"We've been replying with evidence of the science that ensures safety. Now we have to go beyond science and be responsive to our consumers because it's really about their peace of mind,” she said.
A 3 March 2014 Slate piece on "chemophobia" titled "No More Formaldehyde Baby Shampoo: How Chemophobia Made Johnson & Johnson Reformulate Its Product" examined how social media users spread outsized fears about common and non-harmful ingredients:
So why did Johnson & Johnson remove quaternium-15 if it’s safe? ... [E]very minute of every day on every inch of this planet, formaldehyde is all around you and inside you. Always.
Yet we’re not all dropping dead from cancer. That’s thanks to one of the most fundamental principles of toxicology: The dose makes the poison. “Unfortunately, all molecules are potentially toxic,” says American University chemist Matthew Hartings. “Toxicity is not just about the molecule but is about both the molecule and its concentration.”

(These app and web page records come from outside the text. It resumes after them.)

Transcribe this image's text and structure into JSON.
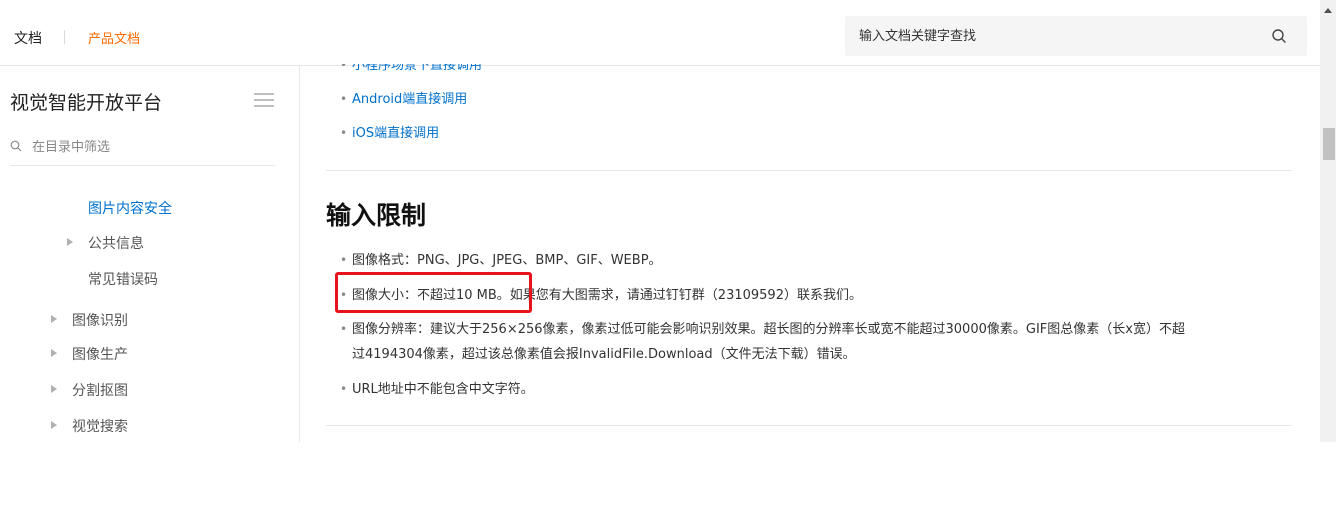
{
  "topbar": {
    "brand": "文档",
    "product_docs": "产品文档",
    "search_placeholder": "输入文档关键字查找"
  },
  "sidebar": {
    "title": "视觉智能开放平台",
    "filter_placeholder": "在目录中筛选",
    "items": [
      {
        "label": "图片内容安全",
        "active": true,
        "expandable": false
      },
      {
        "label": "公共信息",
        "active": false,
        "expandable": true
      },
      {
        "label": "常见错误码",
        "active": false,
        "expandable": false
      },
      {
        "label": "图像识别",
        "active": false,
        "expandable": true
      },
      {
        "label": "图像生产",
        "active": false,
        "expandable": true
      },
      {
        "label": "分割抠图",
        "active": false,
        "expandable": true
      },
      {
        "label": "视觉搜索",
        "active": false,
        "expandable": true
      }
    ]
  },
  "content": {
    "links": [
      "小程序场景下直接调用",
      "Android端直接调用",
      "iOS端直接调用"
    ],
    "section_title": "输入限制",
    "bullets": [
      "图像格式：PNG、JPG、JPEG、BMP、GIF、WEBP。",
      "图像大小：不超过10 MB。如果您有大图需求，请通过钉钉群（23109592）联系我们。",
      "图像分辨率：建议大于256×256像素，像素过低可能会影响识别效果。超长图的分辨率长或宽不能超过30000像素。GIF图总像素（长x宽）不超",
      "过4194304像素，超过该总像素值会报InvalidFile.Download（文件无法下载）错误。",
      "URL地址中不能包含中文字符。"
    ]
  },
  "colors": {
    "accent": "#0070cc",
    "brand_orange": "#ff6a00",
    "highlight_red": "#e8121c"
  }
}
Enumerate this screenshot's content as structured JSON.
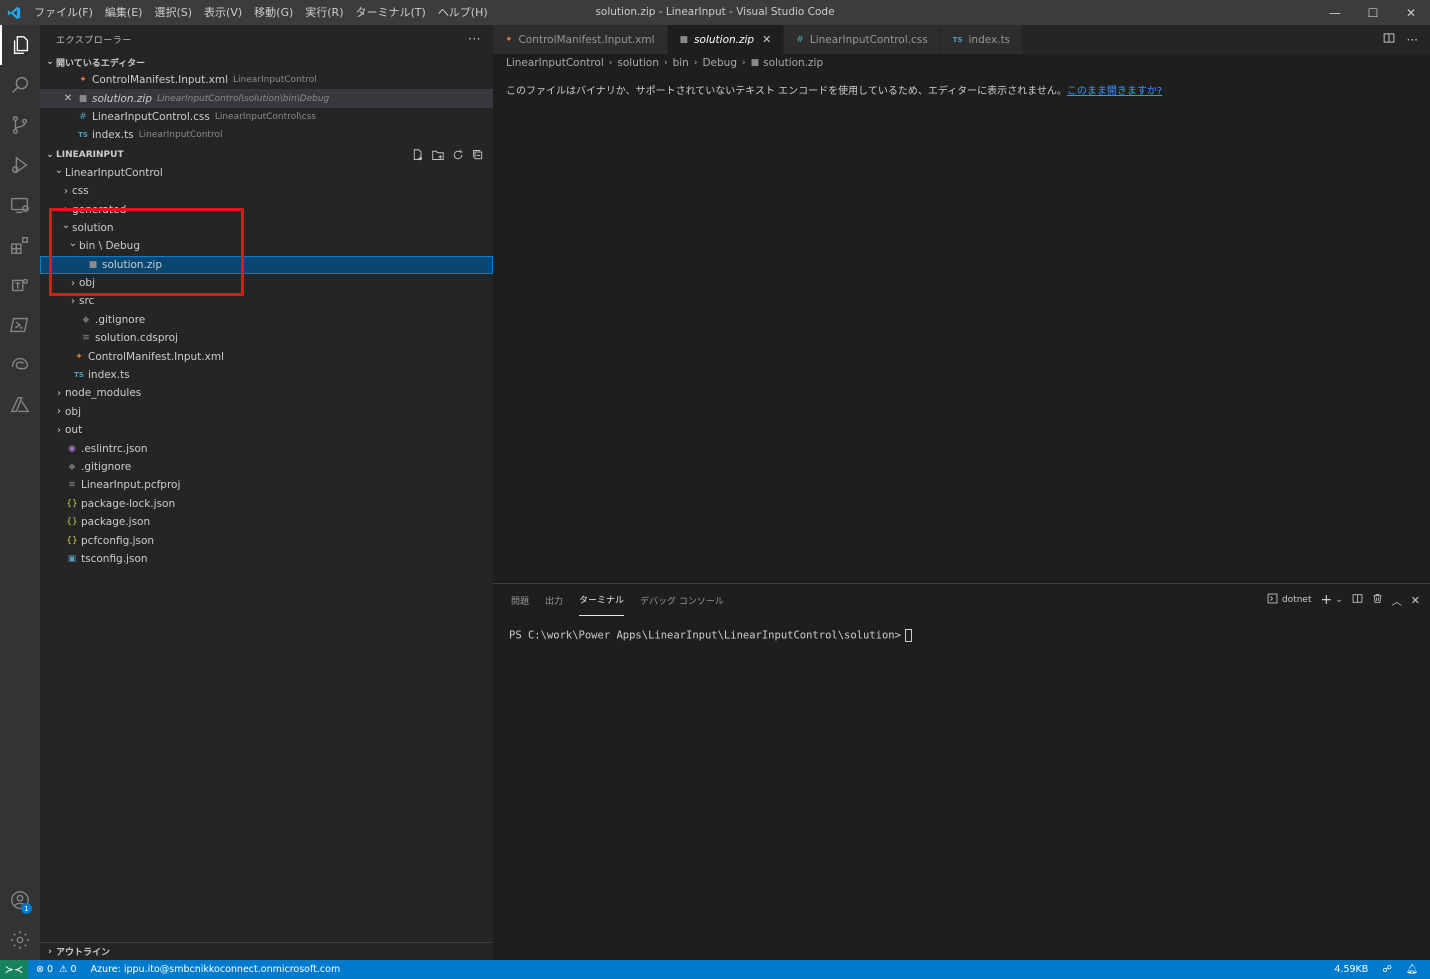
{
  "window": {
    "title": "solution.zip - LinearInput - Visual Studio Code",
    "menu": [
      "ファイル(F)",
      "編集(E)",
      "選択(S)",
      "表示(V)",
      "移動(G)",
      "実行(R)",
      "ターミナル(T)",
      "ヘルプ(H)"
    ],
    "controls": {
      "minimize": "—",
      "maximize": "☐",
      "close": "✕"
    }
  },
  "activity_bar": [
    "explorer-icon",
    "search-icon",
    "source-control-icon",
    "run-debug-icon",
    "remote-explorer-icon",
    "extensions-icon",
    "teams-icon",
    "powershell-icon",
    "edge-icon",
    "azure-icon",
    "accounts-icon",
    "settings-gear-icon"
  ],
  "accounts_badge": "1",
  "explorer": {
    "title": "エクスプローラー",
    "more": "···",
    "open_editors": {
      "title": "開いているエディター",
      "items": [
        {
          "icon": "xml",
          "name": "ControlManifest.Input.xml",
          "desc": "LinearInputControl"
        },
        {
          "icon": "file",
          "name": "solution.zip",
          "desc": "LinearInputControl\\solution\\bin\\Debug"
        },
        {
          "icon": "css",
          "name": "LinearInputControl.css",
          "desc": "LinearInputControl\\css"
        },
        {
          "icon": "ts",
          "name": "index.ts",
          "desc": "LinearInputControl"
        }
      ]
    },
    "workspace": {
      "title": "LINEARINPUT",
      "tree": [
        {
          "depth": 1,
          "chev": "v",
          "icon": "",
          "name": "LinearInputControl"
        },
        {
          "depth": 2,
          "chev": ">",
          "icon": "",
          "name": "css"
        },
        {
          "depth": 2,
          "chev": ">",
          "icon": "",
          "name": "generated"
        },
        {
          "depth": 2,
          "chev": "v",
          "icon": "",
          "name": "solution"
        },
        {
          "depth": 3,
          "chev": "v",
          "icon": "",
          "name": "bin \\ Debug"
        },
        {
          "depth": 4,
          "chev": "",
          "icon": "file",
          "name": "solution.zip"
        },
        {
          "depth": 3,
          "chev": ">",
          "icon": "",
          "name": "obj"
        },
        {
          "depth": 3,
          "chev": ">",
          "icon": "",
          "name": "src"
        },
        {
          "depth": 3,
          "chev": "",
          "icon": "git",
          "name": ".gitignore"
        },
        {
          "depth": 3,
          "chev": "",
          "icon": "proj",
          "name": "solution.cdsproj"
        },
        {
          "depth": 2,
          "chev": "",
          "icon": "xml",
          "name": "ControlManifest.Input.xml"
        },
        {
          "depth": 2,
          "chev": "",
          "icon": "ts",
          "name": "index.ts"
        },
        {
          "depth": 1,
          "chev": ">",
          "icon": "",
          "name": "node_modules"
        },
        {
          "depth": 1,
          "chev": ">",
          "icon": "",
          "name": "obj"
        },
        {
          "depth": 1,
          "chev": ">",
          "icon": "",
          "name": "out"
        },
        {
          "depth": 1,
          "chev": "",
          "icon": "eslint",
          "name": ".eslintrc.json"
        },
        {
          "depth": 1,
          "chev": "",
          "icon": "git",
          "name": ".gitignore"
        },
        {
          "depth": 1,
          "chev": "",
          "icon": "proj",
          "name": "LinearInput.pcfproj"
        },
        {
          "depth": 1,
          "chev": "",
          "icon": "json",
          "name": "package-lock.json"
        },
        {
          "depth": 1,
          "chev": "",
          "icon": "json",
          "name": "package.json"
        },
        {
          "depth": 1,
          "chev": "",
          "icon": "json",
          "name": "pcfconfig.json"
        },
        {
          "depth": 1,
          "chev": "",
          "icon": "tsconfig",
          "name": "tsconfig.json"
        }
      ]
    },
    "outline_title": "アウトライン"
  },
  "editor": {
    "tabs": [
      {
        "icon": "xml",
        "name": "ControlManifest.Input.xml"
      },
      {
        "icon": "file",
        "name": "solution.zip",
        "close": "✕"
      },
      {
        "icon": "css",
        "name": "LinearInputControl.css"
      },
      {
        "icon": "ts",
        "name": "index.ts"
      }
    ],
    "breadcrumbs": [
      "LinearInputControl",
      "solution",
      "bin",
      "Debug",
      "solution.zip"
    ],
    "message": "このファイルはバイナリか、サポートされていないテキスト エンコードを使用しているため、エディターに表示されません。",
    "link": "このまま開きますか?"
  },
  "panel": {
    "tabs": [
      "問題",
      "出力",
      "ターミナル",
      "デバッグ コンソール"
    ],
    "terminal_name": "dotnet",
    "prompt": "PS C:\\work\\Power Apps\\LinearInput\\LinearInputControl\\solution>"
  },
  "statusbar": {
    "errors": "0",
    "warnings": "0",
    "account": "Azure: ippu.ito@smbcnikkoconnect.onmicrosoft.com",
    "size": "4.59KB"
  },
  "colors": {
    "accent": "#007acc",
    "highlight_box": "#e8141b",
    "selection": "#094771"
  }
}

The concern about formaldehyde in personal care products reveals a bit of chemophobia, which Dartmouth chemistry professor Gordon Gribble defines as “an irrational fear of chemicals based on ignorance of the facts.” He says, “people don’t know how small molecules are, and they believe that single molecules of some chemical pose a health threat.”
The article also noted that formaldehyde occurs naturally in fruits and vegetables, and that any link between formaldehyde and cancer hinged on exposure that included inhalation and involved both long-term and large-quantity usage:
In fact, the only studies that link formaldehyde to cancer are related to humans inhaling it, and inhaling large amounts of it. Funeral industry professionals with more than 34 years of experience or who had performed more than 500 embalmings and factory workers who spent years working around formaldehyde before the 1990s had higher risks for leukemia and Hodgkin’s lymphoma. The amount of exposure required to cause cancer is so high that other studies of factory workers have been inconclusive.
Formaldehyde occurs naturally in common fruits and vegetables (even organic ones). “Unless people calling for removal of quaternium-15 are also keeping their children from eating apples and french fries,” Hartings says, “I think their activism might be misplaced.”
Finally, a larger point of diminishing returns exists when it comes to "chemicals" (primarily of the preservative type) and consumer safety. Personal care products formulated without the use of common preservatives are not without attendant health risks of their own, as grooming formulations of that type are more susceptible to becoming compromised (such as by the growth of mold) in the absence preservatives.
So while it's true Johnson & Johnson reformulated its products due to growing consumer "chemophobia," the decision was driven by a marketing initiative and not a proven health safety issue. Moreover, the reformulations were announced in 2012 and completed in late 2013; they were not at all recent by September 2015.
LAST UPDATED: 29 January 2016